Politics

In appointing Democratic Rep. John Tilley as secretary of the Justice and Public Protection Cabinet, Gov. Matt Bevin simultaneously gained a knowledgeable mind in his cabinet and delivered a surgical strike at Democrats.

Tilley was of one of the Democrats’ most influential policymakers in the state House.

The move on Thursday also reduces Democrats’ House majority for the upcoming legislative session to 52 of 97 seats. A total of three seats will soon be empty.

Republicans have made a goal of flipping the House, which is the last Democratic-controlled legislative chamber in the South.

The top Democrat in the Kentucky state legislature reacted angrily to the departure of Tilley and the party-switch by another House Democrat.

At least six House Democrats have told Speaker Greg Stumbo they’ve been approached by Republicans urging them to switch their party affiliation, he said.

“They want to know what we want, what’s our price?” Stumbo said, adding that promises of appointments, campaign contributions and jobs for family members have been put on the table.

“There will be takers, we’ve seen that,” he said. “That’s true all throughout our society. There are those who don’t have the character. We see them every day, I see them in the court of justice. We call them criminals.”

A Bevin spokeswoman did not return a request for comment.

Rumors of Democrats switching parties or being lured away by lucrative jobs have swirled around Frankfort since the Republican Bevin was elected last month. The only official defection so far is Louisville Rep. Denny Butler, who became a Republican in the wake of Bevin’s victory over Attorney General Jack Conway in the November election.

Butler said he’ll run again in 2016 — as a Republican.

With Republican control of the governor’s mansion and Senate, the Democratic majority in the House is all that stands in the way of Republicans having total control of the state Capitol.

Stumbo, a Democrat from Prestonsburg, said Bevin’s appointment of Tilley sets a “terrible precedent” for his incoming administration.

“I think it gives people the impression that their government is for sale, it’s for sale to the highest bidder,” said Stumbo, who also questioned Tilley’s character explicitly: “I thought John Tilley had more character than that.”

On Thursday, Republican Sen. Whitney Westerfield, lashed back at Stumbo on Twitter.

“Can’t believe the Speaker’s comments about [Tilley]. Complete disregard for John’s hard work, integrity and respected reputation,” Westerfield wrote.

Westerfield worked closely with Tilley on legislation to confront the state’s heroin problem during the last legislative session.

Democrats will have to defend Tilley’s seat in a special election on a date to be set by the governor.

Tilley represents a district that includes most of Hopkinsville, as well as parts of rural Christian and Trigg counties. He ran unopposed in the 2014 Democratic primary and in the general election that year.

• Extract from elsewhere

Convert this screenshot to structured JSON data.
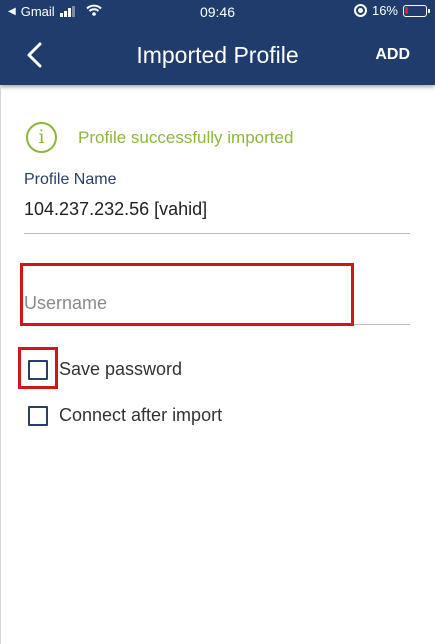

According to the Secretary of State’s office, Democrats make up a great majority of registered voters in Christian County: 27,069 to 16,209 Republicans. Democrats have a slight advantage in predominantly rural Trigg County: 6,425 to 4,160 Republicans.

Two seats vacated by Republicans who won statewide races will also have to be filled during special elections. Those districts are represented by state Auditor-elect Mike Harmon of Danville and Agriculture Commissioner-elect Ryan Quarles of Georgetown. Stumbo said electing Democrats in those two districts will be a “tough sell” because of strong Republican registration numbers.

On Thursday, Republicans stayed quiet on the political ramifications of Tilley’s appointment, but praised his knowledge and willingness to work with members of both parties. Republican Minority Leader Jeff Hoover said “Gov. Bevin could not have made a better choice.”

“His bipartisan spirit in passing tough legislation has won him respect and admiration on both sides of the aisle; I can’t think of a better choice for secretary of the Justice Cabinet,” Hoover said.

Tilley was instrumental in passage of a comprehensive bill to address the state’s heroin problem during the General Assembly earlier this year. The law includes stiffer penalties for heroin traffickers, a “good Samaritan” clause that gives legal immunity to people who report overdoses, and a provision that allows local governments to set up needle exchanges.

In past legislative sessions, Tilley also spearheaded sentencing reform legislation.

Ryland Barton is the Managing Editor for Collaboratives.